This month’s edition of Contract magazine profiles the current exhibition “George Nelson: Architect / Writer / Designer / Teacher,” on view through October 14 at Cranbrook Art Museum. Museum Director Greg Wittkopp discusses how the exhibition was a perfect fit for Cranbrook. “People come to Cranbrook to see this exhibit, and it just feels at home here,” he said. To read the full story, click here. To view a virtual edition of the magazine, visit here.
The innovative new lighting system on display at the renovated Cranbrook Art Museum is praised as a restoration of Eliel Saarinen’s original vision for the space in the June issue of Architectural Lighting magazine. The SmithGroupJJR oversaw the project, referencing Saarinen’s blueprints and construction documents to install lighting in the coffered ceilings that is in line with Saarinen’s original design to make the ceiling seem “lit from within.” SmithGroupJJR installed flexible, state-of-the art LED lighting, keeping with Saarinen’s tradition of showcasing a lighting system ahead of its time. For more information, click here.
Art21, the group responsible for producing the Peabody-winning PBS series “Art:21 – Art in the Twenty-First Century,” recently featured the contributions of the Cranbrook Art Museum and the Detroit Institute of Arts in the blog post, “The Anchor Art Museums in and of Detroit.” The pioneering work of 2D Artist-in-Residence Elliot Earls is lauded, along with the accessibility of the museum’s collection after the recent expansion and renovation. Cranbrook’s new leadership and its commitment to our cultural heritage is also highlighted as the region prepares for the future. Click here for the article.
The Detroit News explores the interesting story behind George Nelson’s journey from architect and journalist to iconic American designer. The vision of the Herman Miller Furniture Company and the talents of Nelson ultimately changed design as we know it. “George Nelson: Architect / Writer / Designer / Teacher” makes it’s final stop at Cranbrook through October 14 as part of its American tour.
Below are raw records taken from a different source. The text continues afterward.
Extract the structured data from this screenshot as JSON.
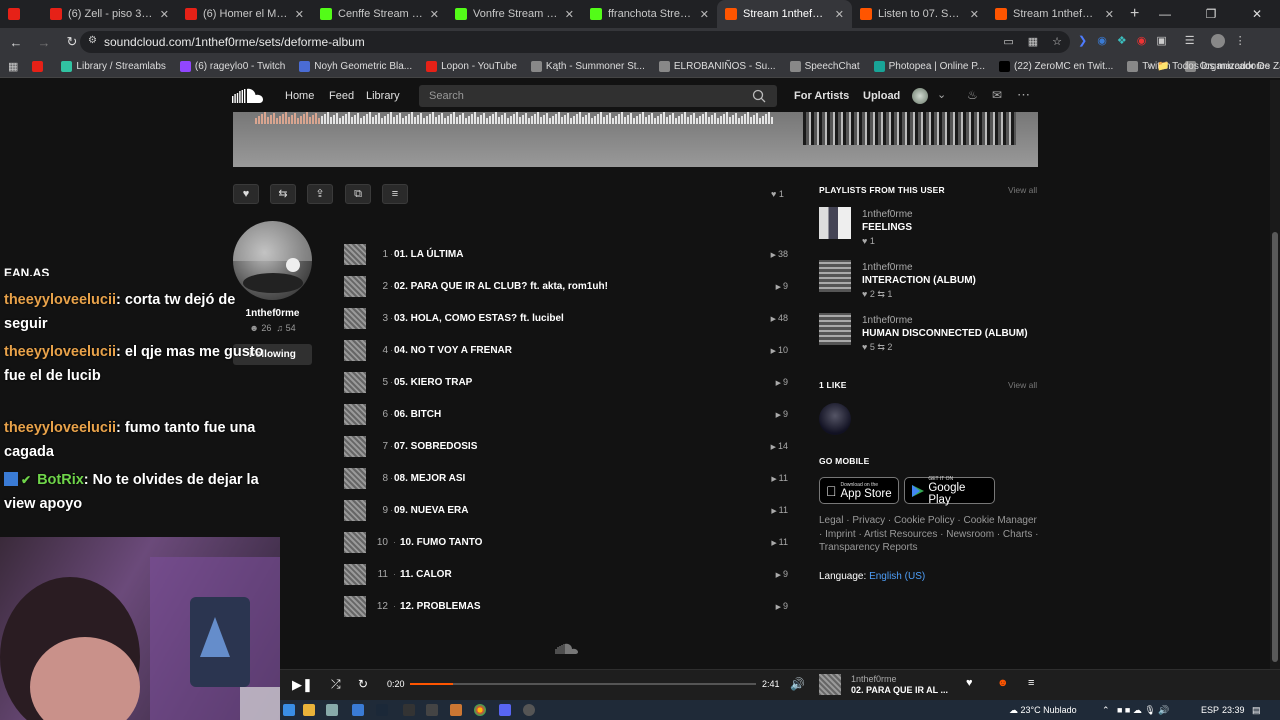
{
  "browser": {
    "tabs": [
      {
        "title": "",
        "color": "#e62117"
      },
      {
        "title": "(6) Zell - piso 3 (Audio O",
        "color": "#e62117"
      },
      {
        "title": "(6) Homer el Mero Merc",
        "color": "#e62117"
      },
      {
        "title": "Cenffe Stream - Watch L",
        "color": "#53fc18"
      },
      {
        "title": "Vonfre Stream - Wat",
        "color": "#53fc18"
      },
      {
        "title": "ffranchota Stream - ",
        "color": "#53fc18"
      },
      {
        "title": "Stream 1nthef0rme | List",
        "color": "#ff5500",
        "active": true
      },
      {
        "title": "Listen to 07. SOBREDOS",
        "color": "#ff5500"
      },
      {
        "title": "Stream 1nthef0rme mus",
        "color": "#ff5500"
      }
    ],
    "url": "soundcloud.com/1nthef0rme/sets/deforme-album",
    "bookmarks": [
      {
        "label": "",
        "color": "#e62117"
      },
      {
        "label": "Library / Streamlabs",
        "color": "#31c3a2"
      },
      {
        "label": "(6) rageylo0 - Twitch",
        "color": "#9146ff"
      },
      {
        "label": "Noyh Geometric Bla...",
        "color": "#4a6cd4"
      },
      {
        "label": "Lopon - YouTube",
        "color": "#e62117"
      },
      {
        "label": "Kąth - Summoner St...",
        "color": "#888888"
      },
      {
        "label": "ELROBANIÑOS - Su...",
        "color": "#888888"
      },
      {
        "label": "SpeechChat",
        "color": "#888888"
      },
      {
        "label": "Photopea | Online P...",
        "color": "#18a497"
      },
      {
        "label": "(22) ZeroMC en Twit...",
        "color": "#000000"
      },
      {
        "label": "Twitch",
        "color": "#888888"
      },
      {
        "label": "Organizador De Zap...",
        "color": "#888888"
      }
    ],
    "all_bookmarks": "Todos los marcadores"
  },
  "header": {
    "home": "Home",
    "feed": "Feed",
    "library": "Library",
    "search_placeholder": "Search",
    "for_artists": "For Artists",
    "upload": "Upload"
  },
  "playlist": {
    "like_count": "1",
    "artist": "1nthef0rme",
    "followers": "26",
    "tracks_count": "54",
    "following_label": "Following",
    "tracks": [
      {
        "n": "1",
        "title": "01. LA ÚLTIMA",
        "plays": "38"
      },
      {
        "n": "2",
        "title": "02. PARA QUE IR AL CLUB? ft. akta, rom1uh!",
        "plays": "9"
      },
      {
        "n": "3",
        "title": "03. HOLA, COMO ESTAS? ft. lucibel",
        "plays": "48"
      },
      {
        "n": "4",
        "title": "04. NO T VOY A FRENAR",
        "plays": "10"
      },
      {
        "n": "5",
        "title": "05. KIERO TRAP",
        "plays": "9"
      },
      {
        "n": "6",
        "title": "06. BITCH",
        "plays": "9"
      },
      {
        "n": "7",
        "title": "07. SOBREDOSIS",
        "plays": "14"
      },
      {
        "n": "8",
        "title": "08. MEJOR ASI",
        "plays": "11"
      },
      {
        "n": "9",
        "title": "09. NUEVA ERA",
        "plays": "11"
      },
      {
        "n": "10",
        "title": "10. FUMO TANTO",
        "plays": "11"
      },
      {
        "n": "11",
        "title": "11. CALOR",
        "plays": "9"
      },
      {
        "n": "12",
        "title": "12. PROBLEMAS",
        "plays": "9"
      }
    ]
  },
  "sidebar": {
    "playlists_heading": "PLAYLISTS FROM THIS USER",
    "view_all": "View all",
    "playlists": [
      {
        "user": "1nthef0rme",
        "title": "FEELINGS",
        "likes": "1",
        "reposts": ""
      },
      {
        "user": "1nthef0rme",
        "title": "INTERACTION (ALBUM)",
        "likes": "2",
        "reposts": "1"
      },
      {
        "user": "1nthef0rme",
        "title": "HUMAN DISCONNECTED (ALBUM)",
        "likes": "5",
        "reposts": "2"
      }
    ],
    "likes_heading": "1 LIKE",
    "go_mobile": "GO MOBILE",
    "app_store_small": "Download on the",
    "app_store_big": "App Store",
    "google_small": "GET IT ON",
    "google_big": "Google Play",
    "footer_links": "Legal · Privacy · Cookie Policy · Cookie Manager · Imprint · Artist Resources · Newsroom · Charts · Transparency Reports",
    "language_label": "Language:",
    "language_value": "English (US)"
  },
  "chat": {
    "cut_line": "EAN.AS",
    "messages": [
      {
        "user": "theeyyloveelucii",
        "text": ": corta tw dejó de seguir"
      },
      {
        "user": "theeyyloveelucii",
        "text": ": el qje mas me gusto fue el de lucib"
      },
      {
        "user": "theeyyloveelucii",
        "text": ": fumo tanto fue una cagada"
      },
      {
        "user": "BotRix",
        "text": ": No te olvides de dejar la view apoyo"
      }
    ]
  },
  "player": {
    "elapsed": "0:20",
    "duration": "2:41",
    "progress": 0.124,
    "artist": "1nthef0rme",
    "title": "02. PARA QUE IR AL ..."
  },
  "taskbar": {
    "weather": "23°C  Nublado",
    "lang": "ESP",
    "time": "23:39"
  },
  "colors": {
    "accent": "#ff5500",
    "link": "#4e9ef7"
  }
}
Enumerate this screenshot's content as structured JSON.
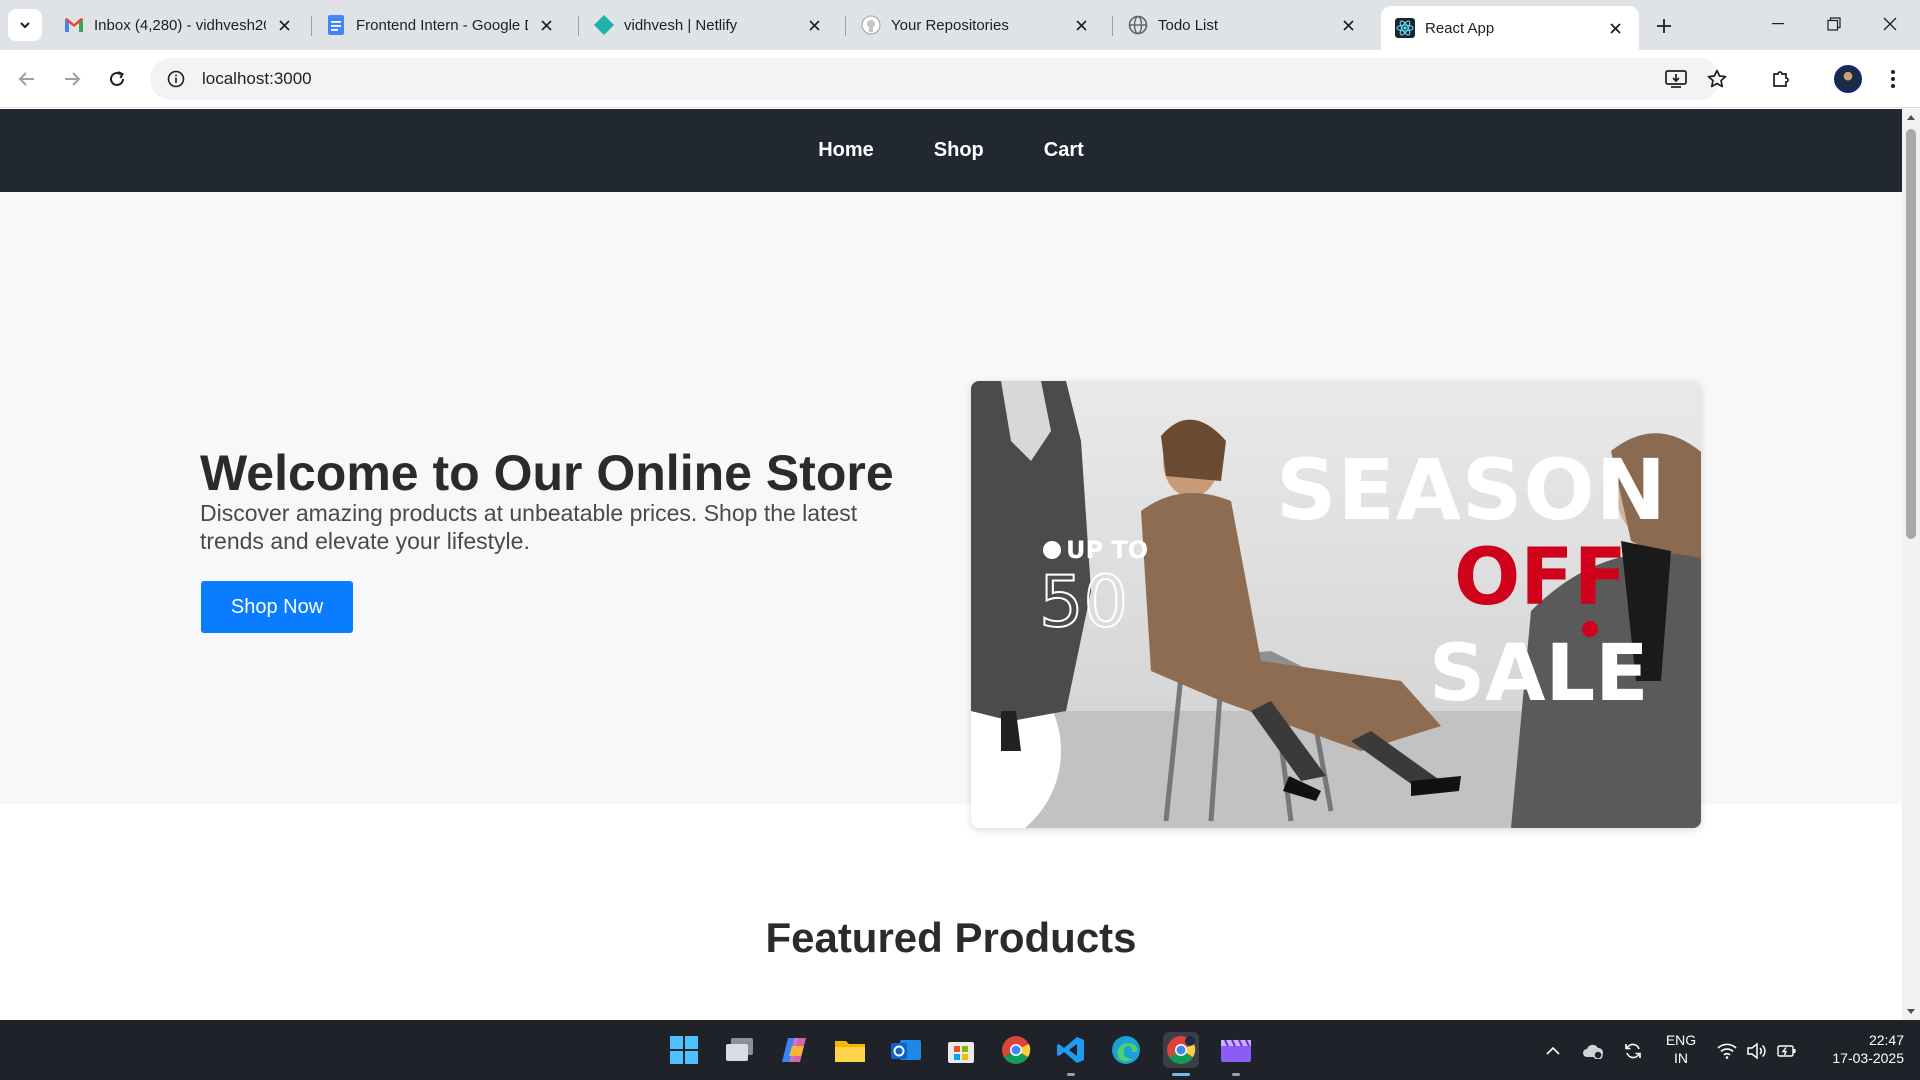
{
  "browser": {
    "tabs": [
      {
        "title": "Inbox (4,280) - vidhvesh20",
        "icon": "gmail-icon",
        "active": false
      },
      {
        "title": "Frontend Intern - Google D",
        "icon": "google-docs-icon",
        "active": false
      },
      {
        "title": "vidhvesh | Netlify",
        "icon": "netlify-icon",
        "active": false
      },
      {
        "title": "Your Repositories",
        "icon": "github-icon",
        "active": false
      },
      {
        "title": "Todo List",
        "icon": "globe-icon",
        "active": false
      },
      {
        "title": "React App",
        "icon": "react-icon",
        "active": true
      }
    ],
    "url": "localhost:3000"
  },
  "site": {
    "nav": {
      "home": "Home",
      "shop": "Shop",
      "cart": "Cart"
    },
    "hero": {
      "title": "Welcome to Our Online Store",
      "text": "Discover amazing products at unbeatable prices. Shop the latest trends and elevate your lifestyle.",
      "button": "Shop Now"
    },
    "banner": {
      "up_to": "UP TO",
      "numbers": "50",
      "season": "SEASON",
      "off": "OFF",
      "sale": "SALE"
    },
    "featured_title": "Featured Products"
  },
  "taskbar": {
    "language": "ENG",
    "region": "IN",
    "time": "22:47",
    "date": "17-03-2025"
  },
  "colors": {
    "nav_bg": "#222831",
    "accent": "#0a7cff",
    "sale_red": "#d0021b"
  }
}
Click here to read the article in the Homestyle section of the Detroit news.
The Insider section of the latest Hour Detroit magazine spotlights the current exhibition “George Nelson: Architect / Writer / Designer / Teacher,” on view through October 13 at Cranbrook Art Museum. Posing the scenario of relaxing in a “mid-century coconut chair and reading under a bubble lamp” the article thanks Nelson for being the “Mod Man” behind it all.
Cranbrook’s iconic Orpheus Fountain is also featured within the City Guide section of this edition, which focuses on the grand fountains of the region. Designed by Swedish sculptor Carl Milles in 1937 the fountain is located in front of the peristyle of Cranbrook Art Museum. Based on the mythological Greek figure of Orpheus, the work depicts eight bronze figures, one of whom represents Beethoven, reacting in various ways to Orpeheus’ mesmerizing music.
To plan a visit to see both of these treasures at Cranbrook Art Museum, or to learn more about the sculptures on campus during a new weekly walking tour, click here.